**Problem description**
Word for word, restate the records that appear below.

**Information supplied**
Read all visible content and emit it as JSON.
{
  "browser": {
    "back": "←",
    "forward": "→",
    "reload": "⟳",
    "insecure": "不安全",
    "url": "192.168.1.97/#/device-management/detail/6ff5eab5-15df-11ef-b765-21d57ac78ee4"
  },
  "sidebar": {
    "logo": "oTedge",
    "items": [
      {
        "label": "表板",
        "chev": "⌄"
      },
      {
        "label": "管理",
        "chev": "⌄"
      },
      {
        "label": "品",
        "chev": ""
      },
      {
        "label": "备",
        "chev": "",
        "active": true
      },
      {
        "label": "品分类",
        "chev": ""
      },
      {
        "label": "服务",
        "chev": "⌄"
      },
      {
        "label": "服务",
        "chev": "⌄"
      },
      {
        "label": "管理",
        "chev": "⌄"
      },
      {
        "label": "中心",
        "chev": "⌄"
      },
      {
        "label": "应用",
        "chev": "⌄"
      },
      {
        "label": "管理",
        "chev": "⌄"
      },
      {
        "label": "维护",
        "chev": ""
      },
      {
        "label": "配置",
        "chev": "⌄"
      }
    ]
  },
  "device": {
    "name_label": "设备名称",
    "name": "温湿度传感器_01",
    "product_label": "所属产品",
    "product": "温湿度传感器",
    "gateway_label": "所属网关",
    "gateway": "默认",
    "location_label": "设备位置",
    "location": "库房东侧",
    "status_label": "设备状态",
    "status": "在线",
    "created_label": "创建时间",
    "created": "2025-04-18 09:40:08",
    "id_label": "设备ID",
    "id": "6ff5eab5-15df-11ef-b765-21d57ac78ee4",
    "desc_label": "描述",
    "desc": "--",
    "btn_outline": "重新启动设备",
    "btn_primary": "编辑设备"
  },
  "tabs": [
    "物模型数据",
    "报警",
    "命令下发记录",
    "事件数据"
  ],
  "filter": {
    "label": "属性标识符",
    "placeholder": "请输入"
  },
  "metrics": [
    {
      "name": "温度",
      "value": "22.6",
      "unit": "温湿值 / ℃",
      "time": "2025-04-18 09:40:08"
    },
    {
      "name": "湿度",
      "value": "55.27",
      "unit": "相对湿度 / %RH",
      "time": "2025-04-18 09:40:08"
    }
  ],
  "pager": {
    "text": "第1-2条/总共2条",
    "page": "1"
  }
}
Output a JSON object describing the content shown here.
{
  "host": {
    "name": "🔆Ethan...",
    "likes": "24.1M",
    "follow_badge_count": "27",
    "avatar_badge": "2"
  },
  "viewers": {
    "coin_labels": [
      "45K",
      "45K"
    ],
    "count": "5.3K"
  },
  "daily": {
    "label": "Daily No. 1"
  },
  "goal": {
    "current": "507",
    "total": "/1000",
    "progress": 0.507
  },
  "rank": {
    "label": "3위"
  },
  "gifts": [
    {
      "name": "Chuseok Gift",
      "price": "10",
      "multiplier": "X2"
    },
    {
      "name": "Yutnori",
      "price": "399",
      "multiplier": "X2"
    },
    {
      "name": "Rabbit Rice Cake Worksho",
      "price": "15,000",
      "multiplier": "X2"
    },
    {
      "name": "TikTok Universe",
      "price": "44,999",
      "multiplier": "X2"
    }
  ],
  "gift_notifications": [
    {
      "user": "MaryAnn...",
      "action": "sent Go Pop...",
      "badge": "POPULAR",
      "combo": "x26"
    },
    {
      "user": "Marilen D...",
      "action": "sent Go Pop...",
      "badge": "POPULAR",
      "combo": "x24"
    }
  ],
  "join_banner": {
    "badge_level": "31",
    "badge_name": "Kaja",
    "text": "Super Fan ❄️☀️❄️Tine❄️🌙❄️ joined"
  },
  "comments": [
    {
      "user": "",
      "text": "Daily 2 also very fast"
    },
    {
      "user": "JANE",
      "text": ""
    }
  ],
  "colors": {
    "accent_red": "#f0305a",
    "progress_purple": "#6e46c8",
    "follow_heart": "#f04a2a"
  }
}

**Answer box**
Read all visible content and emit it as JSON.
{
  "browser": {
    "back": "←",
    "forward": "→",
    "reload": "⟳",
    "insecure": "不安全",
    "url": "192.168.1.97/#/device-management/detail/6ff5eab5-15df-11ef-b765-21d57ac78ee4"
  },
  "sidebar": {
    "logo": "oTedge",
    "items": [
      {
        "label": "表板",
        "chev": "⌄"
      },
      {
        "label": "管理",
        "chev": "⌄"
      },
      {
        "label": "品",
        "chev": ""
      },
      {
        "label": "备",
        "chev": "",
        "active": true
      },
      {
        "label": "品分类",
        "chev": ""
      },
      {
        "label": "服务",
        "chev": "⌄"
      },
      {
        "label": "服务",
        "chev": "⌄"
      },
      {
        "label": "管理",
        "chev": "⌄"
      },
      {
        "label": "中心",
        "chev": "⌄"
      },
      {
        "label": "应用",
        "chev": "⌄"
      },
      {
        "label": "管理",
        "chev": "⌄"
      },
      {
        "label": "维护",
        "chev": ""
      },
      {
        "label": "配置",
        "chev": "⌄"
      }
    ]
  },
  "device": {
    "name_label": "设备名称",
    "name": "温湿度传感器_01",
    "product_label": "所属产品",
    "product": "温湿度传感器",
    "gateway_label": "所属网关",
    "gateway": "默认",
    "location_label": "设备位置",
    "location": "库房东侧",
    "status_label": "设备状态",
    "status": "在线",
    "created_label": "创建时间",
    "created": "2025-04-18 09:40:08",
    "id_label": "设备ID",
    "id": "6ff5eab5-15df-11ef-b765-21d57ac78ee4",
    "desc_label": "描述",
    "desc": "--",
    "btn_outline": "重新启动设备",
    "btn_primary": "编辑设备"
  },
  "tabs": [
    "物模型数据",
    "报警",
    "命令下发记录",
    "事件数据"
  ],
  "filter": {
    "label": "属性标识符",
    "placeholder": "请输入"
  },
  "metrics": [
    {
      "name": "温度",
      "value": "22.6",
      "unit": "温湿值 / ℃",
      "time": "2025-04-18 09:40:08"
    },
    {
      "name": "湿度",
      "value": "55.27",
      "unit": "相对湿度 / %RH",
      "time": "2025-04-18 09:40:08"
    }
  ],
  "pager": {
    "text": "第1-2条/总共2条",
    "page": "1"
  }
}
Output a JSON object describing the content shown here.
{
  "host": {
    "name": "🔆Ethan...",
    "likes": "24.1M",
    "follow_badge_count": "27",
    "avatar_badge": "2"
  },
  "viewers": {
    "coin_labels": [
      "45K",
      "45K"
    ],
    "count": "5.3K"
  },
  "daily": {
    "label": "Daily No. 1"
  },
  "goal": {
    "current": "507",
    "total": "/1000",
    "progress": 0.507
  },
  "rank": {
    "label": "3위"
  },
  "gifts": [
    {
      "name": "Chuseok Gift",
      "price": "10",
      "multiplier": "X2"
    },
    {
      "name": "Yutnori",
      "price": "399",
      "multiplier": "X2"
    },
    {
      "name": "Rabbit Rice Cake Worksho",
      "price": "15,000",
      "multiplier": "X2"
    },
    {
      "name": "TikTok Universe",
      "price": "44,999",
      "multiplier": "X2"
    }
  ],
  "gift_notifications": [
    {
      "user": "MaryAnn...",
      "action": "sent Go Pop...",
      "badge": "POPULAR",
      "combo": "x26"
    },
    {
      "user": "Marilen D...",
      "action": "sent Go Pop...",
      "badge": "POPULAR",
      "combo": "x24"
    }
  ],
  "join_banner": {
    "badge_level": "31",
    "badge_name": "Kaja",
    "text": "Super Fan ❄️☀️❄️Tine❄️🌙❄️ joined"
  },
  "comments": [
    {
      "user": "",
      "text": "Daily 2 also very fast"
    },
    {
      "user": "JANE",
      "text": ""
    }
  ],
  "colors": {
    "accent_red": "#f0305a",
    "progress_purple": "#6e46c8",
    "follow_heart": "#f04a2a"
  }
}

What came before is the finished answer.